TASK — Where a line of the records holds the string "state", copy that line.

LISTED ENTRIES —
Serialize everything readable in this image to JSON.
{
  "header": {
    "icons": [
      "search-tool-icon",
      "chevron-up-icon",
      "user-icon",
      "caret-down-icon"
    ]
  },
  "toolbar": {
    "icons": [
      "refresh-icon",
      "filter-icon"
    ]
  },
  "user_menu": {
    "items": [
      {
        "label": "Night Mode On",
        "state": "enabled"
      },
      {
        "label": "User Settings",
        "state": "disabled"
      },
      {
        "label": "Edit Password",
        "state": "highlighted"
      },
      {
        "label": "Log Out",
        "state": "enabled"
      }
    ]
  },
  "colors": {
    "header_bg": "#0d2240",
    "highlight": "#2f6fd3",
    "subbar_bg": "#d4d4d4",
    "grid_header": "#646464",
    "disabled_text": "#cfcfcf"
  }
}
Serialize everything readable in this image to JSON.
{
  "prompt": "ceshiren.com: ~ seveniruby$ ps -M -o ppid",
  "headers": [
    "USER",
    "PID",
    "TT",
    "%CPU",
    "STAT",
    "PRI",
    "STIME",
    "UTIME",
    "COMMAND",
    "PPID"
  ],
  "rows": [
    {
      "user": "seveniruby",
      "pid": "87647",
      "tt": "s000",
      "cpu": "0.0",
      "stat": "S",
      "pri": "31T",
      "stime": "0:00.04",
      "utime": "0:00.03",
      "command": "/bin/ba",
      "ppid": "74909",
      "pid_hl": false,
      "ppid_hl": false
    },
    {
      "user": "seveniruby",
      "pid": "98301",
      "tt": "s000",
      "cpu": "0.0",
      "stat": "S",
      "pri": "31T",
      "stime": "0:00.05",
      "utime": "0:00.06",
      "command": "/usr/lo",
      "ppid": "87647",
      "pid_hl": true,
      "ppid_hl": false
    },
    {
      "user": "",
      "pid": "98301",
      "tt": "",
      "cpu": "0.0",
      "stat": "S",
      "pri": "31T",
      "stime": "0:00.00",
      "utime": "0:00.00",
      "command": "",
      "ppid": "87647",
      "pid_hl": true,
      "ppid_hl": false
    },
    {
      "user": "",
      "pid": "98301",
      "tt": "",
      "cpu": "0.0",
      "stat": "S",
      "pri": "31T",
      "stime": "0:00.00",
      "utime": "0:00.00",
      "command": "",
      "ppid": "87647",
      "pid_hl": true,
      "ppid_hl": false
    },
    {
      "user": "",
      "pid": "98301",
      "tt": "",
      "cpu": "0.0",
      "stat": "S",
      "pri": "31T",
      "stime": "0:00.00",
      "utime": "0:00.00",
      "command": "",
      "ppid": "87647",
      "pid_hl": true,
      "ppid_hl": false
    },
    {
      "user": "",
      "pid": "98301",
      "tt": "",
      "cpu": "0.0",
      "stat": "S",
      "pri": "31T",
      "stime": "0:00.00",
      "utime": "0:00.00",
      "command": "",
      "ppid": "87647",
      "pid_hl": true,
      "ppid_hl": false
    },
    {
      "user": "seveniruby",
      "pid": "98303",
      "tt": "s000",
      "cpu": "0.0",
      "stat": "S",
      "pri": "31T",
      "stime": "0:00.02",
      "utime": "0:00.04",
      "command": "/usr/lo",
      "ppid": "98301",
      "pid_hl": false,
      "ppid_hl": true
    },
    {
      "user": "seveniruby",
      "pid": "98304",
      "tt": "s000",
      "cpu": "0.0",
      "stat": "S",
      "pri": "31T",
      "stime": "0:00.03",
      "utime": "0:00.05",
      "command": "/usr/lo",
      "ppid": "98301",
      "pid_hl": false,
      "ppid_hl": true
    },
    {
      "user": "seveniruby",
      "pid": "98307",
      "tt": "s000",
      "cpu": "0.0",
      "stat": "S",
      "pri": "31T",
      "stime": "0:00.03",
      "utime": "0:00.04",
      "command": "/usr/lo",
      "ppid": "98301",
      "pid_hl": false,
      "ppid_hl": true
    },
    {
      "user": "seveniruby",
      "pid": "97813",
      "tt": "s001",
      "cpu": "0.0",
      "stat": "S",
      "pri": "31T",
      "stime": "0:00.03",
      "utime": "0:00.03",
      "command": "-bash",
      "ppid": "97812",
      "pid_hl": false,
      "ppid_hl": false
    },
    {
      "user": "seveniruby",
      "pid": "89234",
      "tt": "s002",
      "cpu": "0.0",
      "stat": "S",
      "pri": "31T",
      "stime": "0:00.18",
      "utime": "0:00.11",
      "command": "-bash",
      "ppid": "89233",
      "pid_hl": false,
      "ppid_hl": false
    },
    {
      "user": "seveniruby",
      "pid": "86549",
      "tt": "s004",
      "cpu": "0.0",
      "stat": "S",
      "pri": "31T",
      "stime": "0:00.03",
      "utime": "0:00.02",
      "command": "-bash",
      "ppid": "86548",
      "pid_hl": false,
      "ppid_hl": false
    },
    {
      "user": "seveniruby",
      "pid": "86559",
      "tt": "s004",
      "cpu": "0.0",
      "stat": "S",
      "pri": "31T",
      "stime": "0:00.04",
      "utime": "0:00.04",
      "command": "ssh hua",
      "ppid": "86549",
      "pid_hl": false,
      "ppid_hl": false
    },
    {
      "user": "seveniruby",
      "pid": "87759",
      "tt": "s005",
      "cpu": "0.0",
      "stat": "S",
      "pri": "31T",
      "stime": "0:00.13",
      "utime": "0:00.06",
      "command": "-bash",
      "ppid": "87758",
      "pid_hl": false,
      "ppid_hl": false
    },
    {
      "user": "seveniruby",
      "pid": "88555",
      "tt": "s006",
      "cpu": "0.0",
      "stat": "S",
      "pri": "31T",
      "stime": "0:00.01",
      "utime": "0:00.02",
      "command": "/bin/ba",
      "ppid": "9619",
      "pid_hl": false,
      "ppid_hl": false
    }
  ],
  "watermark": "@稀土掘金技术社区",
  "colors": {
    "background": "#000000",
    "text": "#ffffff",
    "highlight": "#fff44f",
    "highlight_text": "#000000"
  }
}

ANSWER BELOW —
        "state": "enabled"
        "state": "disabled"
        "state": "highlighted"
        "state": "enabled"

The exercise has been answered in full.